If These Walls Could Talk (1996)
★★★ / ★★★★
Claire (Demi Moore) learns that she is pregnant but she feels that she is not in a position to raise a baby because her husband has recently died while serving his country. She wants an abortion but such a practice is illegal in 1952.
In 1974, Barbara (Sissy Spacek) is happily married and raising four children. While on the phone, it is revealed to her that her pregnancy test has turned out positive. Already living off a small income, a fifth child will likely put the entire family at stake.
In 1996, Christine (Anne Heche) reveals to her married professor that she is bearing his child. He responds by handing her some money so she can get an abortion. Although pro-life in stance, she summons the courage to visit an abortion clinic for a consultation.
Although I am uncertain that “If These Walls Could Talk,” the first two segments directed by Nancy Sacova and the third by Cher, can persuade someone to become pro-choice, I appreciated that it attempts to paint some subtlety when it comes to the subject of abortion by putting a face on circumstances.
The story I found most engrossing is Claire’s struggle as a widow who has no one to help her, not even the doctor she works for. We watch her weigh her options and consistently confronted by moral, financial, familial roadblocks. The unadorned cinematography highlights the heavy shame that Claire must live with. I was scared for her as she searches through medicine bottles in which the labels warn pregnant women not to take them. When swallowing dangerous pills fails to do the job, she actually takes sharp household items and attempts to abort the fetus herself.
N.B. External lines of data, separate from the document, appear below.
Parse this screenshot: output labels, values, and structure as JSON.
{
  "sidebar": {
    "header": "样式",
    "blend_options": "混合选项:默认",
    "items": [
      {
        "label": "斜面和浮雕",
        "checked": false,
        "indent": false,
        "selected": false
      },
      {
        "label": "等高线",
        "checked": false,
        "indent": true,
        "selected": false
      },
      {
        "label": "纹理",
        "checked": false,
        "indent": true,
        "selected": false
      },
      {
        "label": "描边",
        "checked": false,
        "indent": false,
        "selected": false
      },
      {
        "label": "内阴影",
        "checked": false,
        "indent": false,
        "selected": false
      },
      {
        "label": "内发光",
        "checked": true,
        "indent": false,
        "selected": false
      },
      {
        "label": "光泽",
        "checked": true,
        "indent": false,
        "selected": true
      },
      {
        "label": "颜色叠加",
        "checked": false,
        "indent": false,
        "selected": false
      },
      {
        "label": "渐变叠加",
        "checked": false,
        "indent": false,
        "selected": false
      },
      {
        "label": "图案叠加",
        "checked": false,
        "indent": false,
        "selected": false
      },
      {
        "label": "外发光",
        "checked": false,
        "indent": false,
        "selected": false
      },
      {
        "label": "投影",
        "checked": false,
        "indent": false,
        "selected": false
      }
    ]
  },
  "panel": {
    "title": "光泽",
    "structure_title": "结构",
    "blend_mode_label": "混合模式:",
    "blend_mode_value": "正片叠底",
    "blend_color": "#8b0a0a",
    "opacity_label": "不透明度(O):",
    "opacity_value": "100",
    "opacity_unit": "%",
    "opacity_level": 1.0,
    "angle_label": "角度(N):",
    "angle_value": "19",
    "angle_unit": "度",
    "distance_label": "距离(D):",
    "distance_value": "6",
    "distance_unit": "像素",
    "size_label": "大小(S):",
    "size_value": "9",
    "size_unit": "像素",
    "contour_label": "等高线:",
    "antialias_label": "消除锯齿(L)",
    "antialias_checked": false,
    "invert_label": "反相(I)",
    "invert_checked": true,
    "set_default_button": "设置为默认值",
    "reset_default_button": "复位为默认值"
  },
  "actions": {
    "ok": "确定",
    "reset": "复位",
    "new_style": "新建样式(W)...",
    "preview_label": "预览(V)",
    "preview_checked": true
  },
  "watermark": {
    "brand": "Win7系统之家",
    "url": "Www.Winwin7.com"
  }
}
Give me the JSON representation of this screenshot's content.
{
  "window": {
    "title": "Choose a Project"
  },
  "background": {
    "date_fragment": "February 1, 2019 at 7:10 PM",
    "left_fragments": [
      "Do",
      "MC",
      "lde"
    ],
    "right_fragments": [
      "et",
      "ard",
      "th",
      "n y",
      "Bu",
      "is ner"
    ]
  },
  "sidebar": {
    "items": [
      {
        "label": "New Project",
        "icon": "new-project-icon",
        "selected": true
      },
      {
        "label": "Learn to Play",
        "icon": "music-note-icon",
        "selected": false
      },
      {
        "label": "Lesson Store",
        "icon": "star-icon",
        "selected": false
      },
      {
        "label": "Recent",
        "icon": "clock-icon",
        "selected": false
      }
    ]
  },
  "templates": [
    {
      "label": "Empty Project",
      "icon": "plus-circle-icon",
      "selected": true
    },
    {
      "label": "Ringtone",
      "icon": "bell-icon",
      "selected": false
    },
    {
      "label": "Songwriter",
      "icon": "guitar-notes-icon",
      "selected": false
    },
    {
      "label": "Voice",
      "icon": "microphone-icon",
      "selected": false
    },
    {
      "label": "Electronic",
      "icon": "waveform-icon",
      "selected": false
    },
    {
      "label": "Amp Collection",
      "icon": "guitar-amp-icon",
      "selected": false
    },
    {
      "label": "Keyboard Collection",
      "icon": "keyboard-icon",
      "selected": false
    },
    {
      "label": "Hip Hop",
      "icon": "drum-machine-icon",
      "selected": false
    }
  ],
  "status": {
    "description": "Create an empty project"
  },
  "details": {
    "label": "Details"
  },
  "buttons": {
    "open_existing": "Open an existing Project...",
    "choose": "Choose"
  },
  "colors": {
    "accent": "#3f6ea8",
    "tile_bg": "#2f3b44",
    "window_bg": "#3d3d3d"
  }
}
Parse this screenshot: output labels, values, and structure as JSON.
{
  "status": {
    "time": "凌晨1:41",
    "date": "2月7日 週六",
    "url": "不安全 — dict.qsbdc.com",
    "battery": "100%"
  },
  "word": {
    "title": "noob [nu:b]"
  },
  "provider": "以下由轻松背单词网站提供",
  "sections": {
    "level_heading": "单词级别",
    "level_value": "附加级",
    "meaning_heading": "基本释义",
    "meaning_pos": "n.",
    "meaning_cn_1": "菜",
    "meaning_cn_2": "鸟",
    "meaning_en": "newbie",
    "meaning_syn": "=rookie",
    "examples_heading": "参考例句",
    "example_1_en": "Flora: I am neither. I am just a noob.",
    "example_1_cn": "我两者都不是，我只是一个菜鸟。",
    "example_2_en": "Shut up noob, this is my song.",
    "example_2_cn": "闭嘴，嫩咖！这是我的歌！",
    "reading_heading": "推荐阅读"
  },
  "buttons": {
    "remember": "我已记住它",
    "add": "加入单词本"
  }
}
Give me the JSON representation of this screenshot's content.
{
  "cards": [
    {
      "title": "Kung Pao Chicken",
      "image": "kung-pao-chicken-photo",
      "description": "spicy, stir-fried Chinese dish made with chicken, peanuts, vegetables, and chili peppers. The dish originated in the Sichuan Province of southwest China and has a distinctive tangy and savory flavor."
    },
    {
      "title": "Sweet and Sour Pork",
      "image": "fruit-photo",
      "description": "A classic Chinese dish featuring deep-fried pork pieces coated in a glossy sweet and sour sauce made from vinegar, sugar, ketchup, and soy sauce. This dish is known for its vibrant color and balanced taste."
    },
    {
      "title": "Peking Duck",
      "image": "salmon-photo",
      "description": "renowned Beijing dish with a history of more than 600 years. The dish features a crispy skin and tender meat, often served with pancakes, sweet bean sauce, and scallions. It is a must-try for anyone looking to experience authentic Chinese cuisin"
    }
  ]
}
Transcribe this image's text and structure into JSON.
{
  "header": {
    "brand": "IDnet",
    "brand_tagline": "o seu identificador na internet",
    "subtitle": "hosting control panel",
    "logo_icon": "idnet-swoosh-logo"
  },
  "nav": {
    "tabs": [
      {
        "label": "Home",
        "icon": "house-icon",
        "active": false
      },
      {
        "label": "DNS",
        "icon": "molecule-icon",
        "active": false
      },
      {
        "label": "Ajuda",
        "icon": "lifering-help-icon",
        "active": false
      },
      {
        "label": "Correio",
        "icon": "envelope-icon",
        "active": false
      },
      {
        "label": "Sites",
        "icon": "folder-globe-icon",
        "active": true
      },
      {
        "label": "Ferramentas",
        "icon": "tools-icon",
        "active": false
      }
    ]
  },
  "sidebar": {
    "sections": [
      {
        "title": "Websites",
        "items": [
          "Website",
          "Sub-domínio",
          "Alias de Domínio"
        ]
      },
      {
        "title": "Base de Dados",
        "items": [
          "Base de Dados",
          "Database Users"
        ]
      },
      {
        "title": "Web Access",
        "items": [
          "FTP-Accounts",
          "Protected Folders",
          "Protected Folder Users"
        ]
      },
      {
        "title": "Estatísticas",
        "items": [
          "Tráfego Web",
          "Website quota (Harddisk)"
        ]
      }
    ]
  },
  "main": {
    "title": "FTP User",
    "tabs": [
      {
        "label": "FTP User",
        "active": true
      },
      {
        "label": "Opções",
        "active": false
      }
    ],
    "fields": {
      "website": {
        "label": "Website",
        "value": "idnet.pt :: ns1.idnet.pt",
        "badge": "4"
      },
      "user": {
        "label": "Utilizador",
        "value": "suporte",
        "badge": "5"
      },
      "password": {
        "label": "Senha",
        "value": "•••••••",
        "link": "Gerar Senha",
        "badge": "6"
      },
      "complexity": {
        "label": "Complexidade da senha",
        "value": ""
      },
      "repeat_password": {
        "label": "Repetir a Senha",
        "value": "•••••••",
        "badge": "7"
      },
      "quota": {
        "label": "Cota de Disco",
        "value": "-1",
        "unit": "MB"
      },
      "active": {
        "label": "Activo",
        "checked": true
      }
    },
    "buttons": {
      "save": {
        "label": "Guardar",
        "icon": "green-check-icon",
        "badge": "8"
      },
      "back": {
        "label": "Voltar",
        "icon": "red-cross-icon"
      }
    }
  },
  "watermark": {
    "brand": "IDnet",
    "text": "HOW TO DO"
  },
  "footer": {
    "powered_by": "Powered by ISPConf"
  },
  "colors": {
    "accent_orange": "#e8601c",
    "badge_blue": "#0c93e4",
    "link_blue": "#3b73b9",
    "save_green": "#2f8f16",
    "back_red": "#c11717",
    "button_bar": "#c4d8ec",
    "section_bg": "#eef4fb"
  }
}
Those scenes are very powerful not just because the images of self-mutilation are horrific but because such desperate actions to this day continue to exist everywhere. While Claire’s story embodies an overwhelming darkness, Barbara’s comes across as lighter yet her decision does not feel less important. Given that she has a responsibility to her family as well as herself, it is especially important that she feels she has made the right choice. At one point, however, I eventually found the ideas beginning to repeat themselves.
The husband (Xander Berkeley) believes that Barbara ought to keep the child while the eldest daughter (Hedy Burress) sees no other option but to abort. Perhaps the point is to show that Barbara has no idea what to do, which is relevant because a lot of people at this time are still undecided regarding the issue, but the script appears stuck, like it is afraid to think outside the box. I looked forward to see what else it has to offer but I found that the writing relies too much on Barbara’s final decision.
Christine’s story, on the other hand, is slightly more interesting because there is not one scene where she physically interacts with a family member. I have known people in college who decided to get abortions without their families’ knowledge. Unfortunately, the editing mistakes manic intercutting between what is happening inside and outside clinic for building tension so the tragic climax comes across too forced—all for the sake of a dramatic ending.
“If These Walls Could Talk” excels during its quiet moments when a woman realizes that her decision, whether she keeps the fetus or not, will forever be a part of her life. A lot of people tend to think that deciding to get an abortion is easy and therefore an easy way out. The picture, despite its inconsistencies and distracting elements, is clear in its intent to disprove such notions.